— Problem requirements —
Your output must match the records exactly, line for line.

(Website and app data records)
-*-

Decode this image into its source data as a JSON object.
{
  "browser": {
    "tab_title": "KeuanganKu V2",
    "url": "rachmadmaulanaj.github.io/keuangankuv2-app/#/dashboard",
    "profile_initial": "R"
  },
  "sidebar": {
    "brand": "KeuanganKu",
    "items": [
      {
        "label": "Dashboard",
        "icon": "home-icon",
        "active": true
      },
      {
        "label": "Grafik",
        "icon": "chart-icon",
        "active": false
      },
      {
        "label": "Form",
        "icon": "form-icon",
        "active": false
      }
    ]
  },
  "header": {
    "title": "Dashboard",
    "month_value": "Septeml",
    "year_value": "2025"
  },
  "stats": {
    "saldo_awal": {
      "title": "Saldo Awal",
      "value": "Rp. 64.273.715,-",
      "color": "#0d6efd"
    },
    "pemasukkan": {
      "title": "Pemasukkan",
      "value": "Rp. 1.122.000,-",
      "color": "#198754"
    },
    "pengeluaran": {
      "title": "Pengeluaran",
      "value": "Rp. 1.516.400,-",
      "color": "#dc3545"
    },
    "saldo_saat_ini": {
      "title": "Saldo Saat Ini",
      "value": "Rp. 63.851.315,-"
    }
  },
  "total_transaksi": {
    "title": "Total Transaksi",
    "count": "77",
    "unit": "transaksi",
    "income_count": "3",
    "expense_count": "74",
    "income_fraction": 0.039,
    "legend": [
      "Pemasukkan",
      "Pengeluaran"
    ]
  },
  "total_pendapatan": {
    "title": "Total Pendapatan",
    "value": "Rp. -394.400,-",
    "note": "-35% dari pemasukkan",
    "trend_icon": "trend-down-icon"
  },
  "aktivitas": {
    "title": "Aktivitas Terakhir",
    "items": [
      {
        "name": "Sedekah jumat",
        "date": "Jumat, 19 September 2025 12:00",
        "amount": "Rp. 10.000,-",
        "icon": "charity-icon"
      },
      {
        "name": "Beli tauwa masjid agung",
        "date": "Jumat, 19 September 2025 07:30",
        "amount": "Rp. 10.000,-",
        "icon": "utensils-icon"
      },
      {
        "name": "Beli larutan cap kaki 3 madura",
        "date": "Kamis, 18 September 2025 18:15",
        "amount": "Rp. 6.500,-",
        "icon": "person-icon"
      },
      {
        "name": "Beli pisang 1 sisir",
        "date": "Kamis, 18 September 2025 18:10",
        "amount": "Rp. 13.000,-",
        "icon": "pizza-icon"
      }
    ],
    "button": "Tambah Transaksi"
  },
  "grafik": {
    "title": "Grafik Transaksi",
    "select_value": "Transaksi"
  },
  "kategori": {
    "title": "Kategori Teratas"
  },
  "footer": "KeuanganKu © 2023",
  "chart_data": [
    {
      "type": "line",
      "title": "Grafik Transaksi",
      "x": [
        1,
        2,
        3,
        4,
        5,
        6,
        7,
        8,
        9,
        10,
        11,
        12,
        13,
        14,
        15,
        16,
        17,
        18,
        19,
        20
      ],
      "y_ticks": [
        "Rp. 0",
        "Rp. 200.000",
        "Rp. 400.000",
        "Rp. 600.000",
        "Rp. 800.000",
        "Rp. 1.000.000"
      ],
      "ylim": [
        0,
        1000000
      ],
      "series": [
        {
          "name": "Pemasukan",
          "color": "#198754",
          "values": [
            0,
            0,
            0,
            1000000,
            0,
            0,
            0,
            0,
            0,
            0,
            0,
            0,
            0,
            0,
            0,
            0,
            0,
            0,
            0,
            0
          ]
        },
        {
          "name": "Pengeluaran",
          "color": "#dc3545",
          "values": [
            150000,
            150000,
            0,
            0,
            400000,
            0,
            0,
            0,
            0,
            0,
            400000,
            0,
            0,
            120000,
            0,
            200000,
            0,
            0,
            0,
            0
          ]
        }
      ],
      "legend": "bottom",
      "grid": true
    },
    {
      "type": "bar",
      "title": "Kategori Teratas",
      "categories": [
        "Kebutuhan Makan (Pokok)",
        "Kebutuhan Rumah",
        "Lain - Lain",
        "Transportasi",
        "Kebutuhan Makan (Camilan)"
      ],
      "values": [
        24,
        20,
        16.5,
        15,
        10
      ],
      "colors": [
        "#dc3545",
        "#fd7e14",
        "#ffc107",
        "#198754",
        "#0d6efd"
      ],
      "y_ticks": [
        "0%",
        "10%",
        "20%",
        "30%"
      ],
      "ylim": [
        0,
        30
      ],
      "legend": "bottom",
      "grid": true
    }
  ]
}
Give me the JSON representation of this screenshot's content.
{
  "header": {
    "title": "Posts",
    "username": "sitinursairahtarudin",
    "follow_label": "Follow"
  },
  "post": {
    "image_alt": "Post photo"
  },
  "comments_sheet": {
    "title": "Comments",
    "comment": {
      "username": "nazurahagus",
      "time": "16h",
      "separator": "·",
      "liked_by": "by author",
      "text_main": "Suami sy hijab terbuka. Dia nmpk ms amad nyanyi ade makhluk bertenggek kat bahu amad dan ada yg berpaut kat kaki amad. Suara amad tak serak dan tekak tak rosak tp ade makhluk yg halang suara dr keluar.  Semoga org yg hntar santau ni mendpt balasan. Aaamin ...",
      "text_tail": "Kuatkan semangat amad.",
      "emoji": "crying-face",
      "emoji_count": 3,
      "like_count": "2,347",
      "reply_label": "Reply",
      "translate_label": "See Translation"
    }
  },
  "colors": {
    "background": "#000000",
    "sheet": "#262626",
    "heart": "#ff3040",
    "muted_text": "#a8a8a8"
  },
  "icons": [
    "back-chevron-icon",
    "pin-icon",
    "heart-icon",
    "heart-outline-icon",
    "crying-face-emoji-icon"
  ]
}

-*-

— Result of the task —
Decode this image into its source data as a JSON object.
{
  "browser": {
    "tab_title": "KeuanganKu V2",
    "url": "rachmadmaulanaj.github.io/keuangankuv2-app/#/dashboard",
    "profile_initial": "R"
  },
  "sidebar": {
    "brand": "KeuanganKu",
    "items": [
      {
        "label": "Dashboard",
        "icon": "home-icon",
        "active": true
      },
      {
        "label": "Grafik",
        "icon": "chart-icon",
        "active": false
      },
      {
        "label": "Form",
        "icon": "form-icon",
        "active": false
      }
    ]
  },
  "header": {
    "title": "Dashboard",
    "month_value": "Septeml",
    "year_value": "2025"
  },
  "stats": {
    "saldo_awal": {
      "title": "Saldo Awal",
      "value": "Rp. 64.273.715,-",
      "color": "#0d6efd"
    },
    "pemasukkan": {
      "title": "Pemasukkan",
      "value": "Rp. 1.122.000,-",
      "color": "#198754"
    },
    "pengeluaran": {
      "title": "Pengeluaran",
      "value": "Rp. 1.516.400,-",
      "color": "#dc3545"
    },
    "saldo_saat_ini": {
      "title": "Saldo Saat Ini",
      "value": "Rp. 63.851.315,-"
    }
  },
  "total_transaksi": {
    "title": "Total Transaksi",
    "count": "77",
    "unit": "transaksi",
    "income_count": "3",
    "expense_count": "74",
    "income_fraction": 0.039,
    "legend": [
      "Pemasukkan",
      "Pengeluaran"
    ]
  },
  "total_pendapatan": {
    "title": "Total Pendapatan",
    "value": "Rp. -394.400,-",
    "note": "-35% dari pemasukkan",
    "trend_icon": "trend-down-icon"
  },
  "aktivitas": {
    "title": "Aktivitas Terakhir",
    "items": [
      {
        "name": "Sedekah jumat",
        "date": "Jumat, 19 September 2025 12:00",
        "amount": "Rp. 10.000,-",
        "icon": "charity-icon"
      },
      {
        "name": "Beli tauwa masjid agung",
        "date": "Jumat, 19 September 2025 07:30",
        "amount": "Rp. 10.000,-",
        "icon": "utensils-icon"
      },
      {
        "name": "Beli larutan cap kaki 3 madura",
        "date": "Kamis, 18 September 2025 18:15",
        "amount": "Rp. 6.500,-",
        "icon": "person-icon"
      },
      {
        "name": "Beli pisang 1 sisir",
        "date": "Kamis, 18 September 2025 18:10",
        "amount": "Rp. 13.000,-",
        "icon": "pizza-icon"
      }
    ],
    "button": "Tambah Transaksi"
  },
  "grafik": {
    "title": "Grafik Transaksi",
    "select_value": "Transaksi"
  },
  "kategori": {
    "title": "Kategori Teratas"
  },
  "footer": "KeuanganKu © 2023",
  "chart_data": [
    {
      "type": "line",
      "title": "Grafik Transaksi",
      "x": [
        1,
        2,
        3,
        4,
        5,
        6,
        7,
        8,
        9,
        10,
        11,
        12,
        13,
        14,
        15,
        16,
        17,
        18,
        19,
        20
      ],
      "y_ticks": [
        "Rp. 0",
        "Rp. 200.000",
        "Rp. 400.000",
        "Rp. 600.000",
        "Rp. 800.000",
        "Rp. 1.000.000"
      ],
      "ylim": [
        0,
        1000000
      ],
      "series": [
        {
          "name": "Pemasukan",
          "color": "#198754",
          "values": [
            0,
            0,
            0,
            1000000,
            0,
            0,
            0,
            0,
            0,
            0,
            0,
            0,
            0,
            0,
            0,
            0,
            0,
            0,
            0,
            0
          ]
        },
        {
          "name": "Pengeluaran",
          "color": "#dc3545",
          "values": [
            150000,
            150000,
            0,
            0,
            400000,
            0,
            0,
            0,
            0,
            0,
            400000,
            0,
            0,
            120000,
            0,
            200000,
            0,
            0,
            0,
            0
          ]
        }
      ],
      "legend": "bottom",
      "grid": true
    },
    {
      "type": "bar",
      "title": "Kategori Teratas",
      "categories": [
        "Kebutuhan Makan (Pokok)",
        "Kebutuhan Rumah",
        "Lain - Lain",
        "Transportasi",
        "Kebutuhan Makan (Camilan)"
      ],
      "values": [
        24,
        20,
        16.5,
        15,
        10
      ],
      "colors": [
        "#dc3545",
        "#fd7e14",
        "#ffc107",
        "#198754",
        "#0d6efd"
      ],
      "y_ticks": [
        "0%",
        "10%",
        "20%",
        "30%"
      ],
      "ylim": [
        0,
        30
      ],
      "legend": "bottom",
      "grid": true
    }
  ]
}
Give me the JSON representation of this screenshot's content.
{
  "header": {
    "title": "Posts",
    "username": "sitinursairahtarudin",
    "follow_label": "Follow"
  },
  "post": {
    "image_alt": "Post photo"
  },
  "comments_sheet": {
    "title": "Comments",
    "comment": {
      "username": "nazurahagus",
      "time": "16h",
      "separator": "·",
      "liked_by": "by author",
      "text_main": "Suami sy hijab terbuka. Dia nmpk ms amad nyanyi ade makhluk bertenggek kat bahu amad dan ada yg berpaut kat kaki amad. Suara amad tak serak dan tekak tak rosak tp ade makhluk yg halang suara dr keluar.  Semoga org yg hntar santau ni mendpt balasan. Aaamin ...",
      "text_tail": "Kuatkan semangat amad.",
      "emoji": "crying-face",
      "emoji_count": 3,
      "like_count": "2,347",
      "reply_label": "Reply",
      "translate_label": "See Translation"
    }
  },
  "colors": {
    "background": "#000000",
    "sheet": "#262626",
    "heart": "#ff3040",
    "muted_text": "#a8a8a8"
  },
  "icons": [
    "back-chevron-icon",
    "pin-icon",
    "heart-icon",
    "heart-outline-icon",
    "crying-face-emoji-icon"
  ]
}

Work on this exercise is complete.